While the invention has been described in connection with a four-element sensing bridge, clearly half-bridges or other equivalent sensor circuits may be also employed with the techniques of the invention. As to generalizing the sensor arrangement, while the circuit of the invention is designed specifically for bridge type operation, the actual sensing device need not be a bridge. The other arms of the bridge, furthermore, need not be actively sensing devices and can be associated with the circuitry instead of the sensing element. Other modifications will also occur to those skilled in the art which are considered to fall within the spirit and scope of the invention as delineated in the appended claims.
1. Apparatus for analog sensing and electronic conversion to digital signals with electronic circuit error compensation having, in combination, electric signal-producing sensor means; driver means for exciting the sensor means; operational amplifier means connected to receive the output of the sensor means; analog-to-digital conversion means comprising voltage-to-frequency converter means connected to the operational amplifier means to produce an output frequency signal in response to an amplified sensor signal; feedback connections amongst and embracing all of the converter means, the amplifier means, and the driver means; and switching means for causing feedback signals along said feedback connections to compensate for operational errors in said driver and converter means and isolate the output frequency signal of the converter means from any errors except offset errors and the like of the amplifier means; and means for cancelling out said amplifier means errors in said converter output frequency signal.

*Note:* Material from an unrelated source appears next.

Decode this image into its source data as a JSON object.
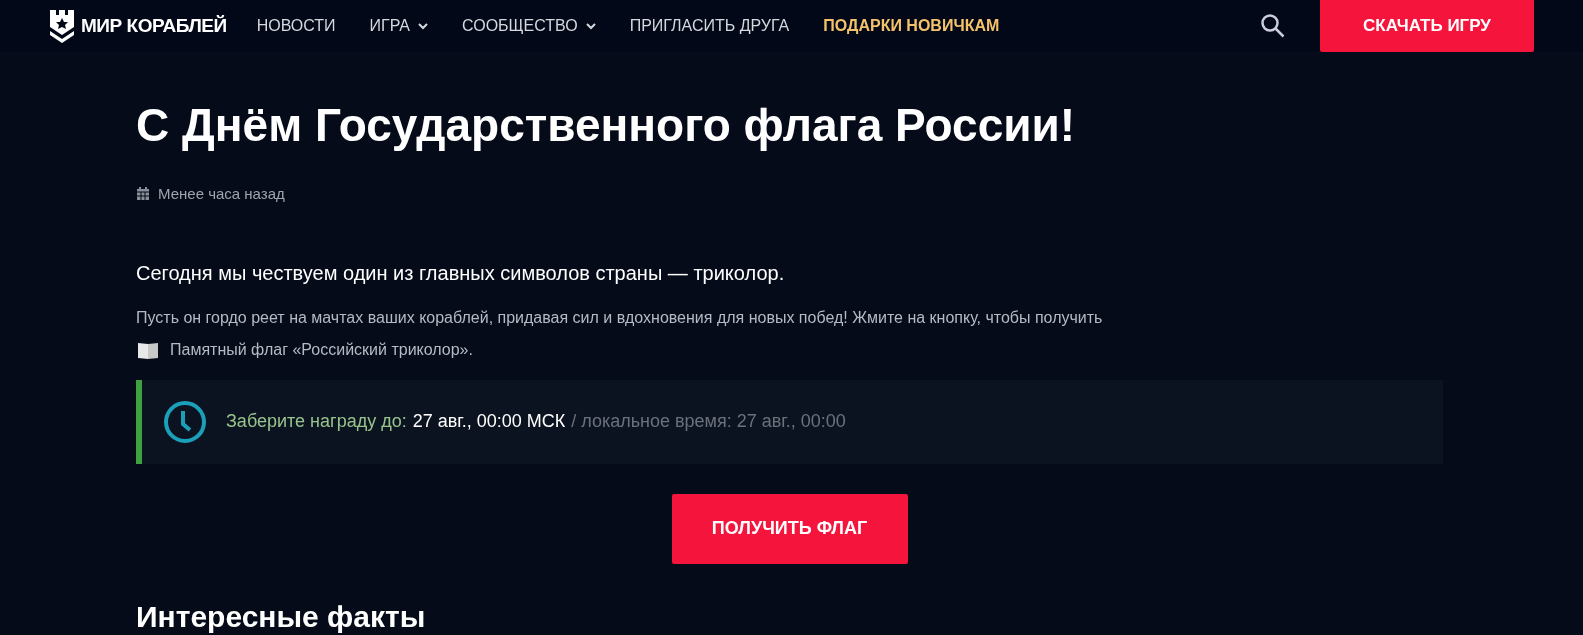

2. Apparatus as claimed in claim 1 and in which the error cancelling means comprises means for time-averaging the output frequency signals and counter means for storing the same as digital information.
3. Apparatus as claimed in claim 1 and in which said sensor means comprises a bridge circuit having pairs of input and output terminals; said driver means comprises a pair of opposite-phase drivers connected to opposite bridge input terminals; and said operational amplifier means comprises a pair of amplifiers, one connected to each output terminal of the bridge; and wherein said switching means causes each amplifier alternately to feed bridge sensor output signals to the converter means, with feedback therefrom along said feedback connections, while the other amplifier forces the corresponding driver effectively to ground the other bridge output terminal.
4. Apparatus as claimed in claim 3 and in which the signals fed at the time of the successive switchings of the switching means by the respective amplifiers to the converter means are related, respectively, to [V.sub.s+ +(V.sub.off1 -V.sub.off2)], and [V.sub.s+ +(V.sub.off2 -V.sub.off1)], where V.sub.s+ is the sensor bridge output signal that would be present if no offset voltages existed, and V.sub.off1 and V.sub.off2 are the respective offset error voltages of the amplifiers.
|3940759||February 24, 1976||Zitelli et al.|
- Sheingold, The Engineering Staff of Analog Devices, Inc., Transducer Interfacing Handbook, 1980, pp. 125-131; 192-193; 198-199.
International Classification: H03K 1302;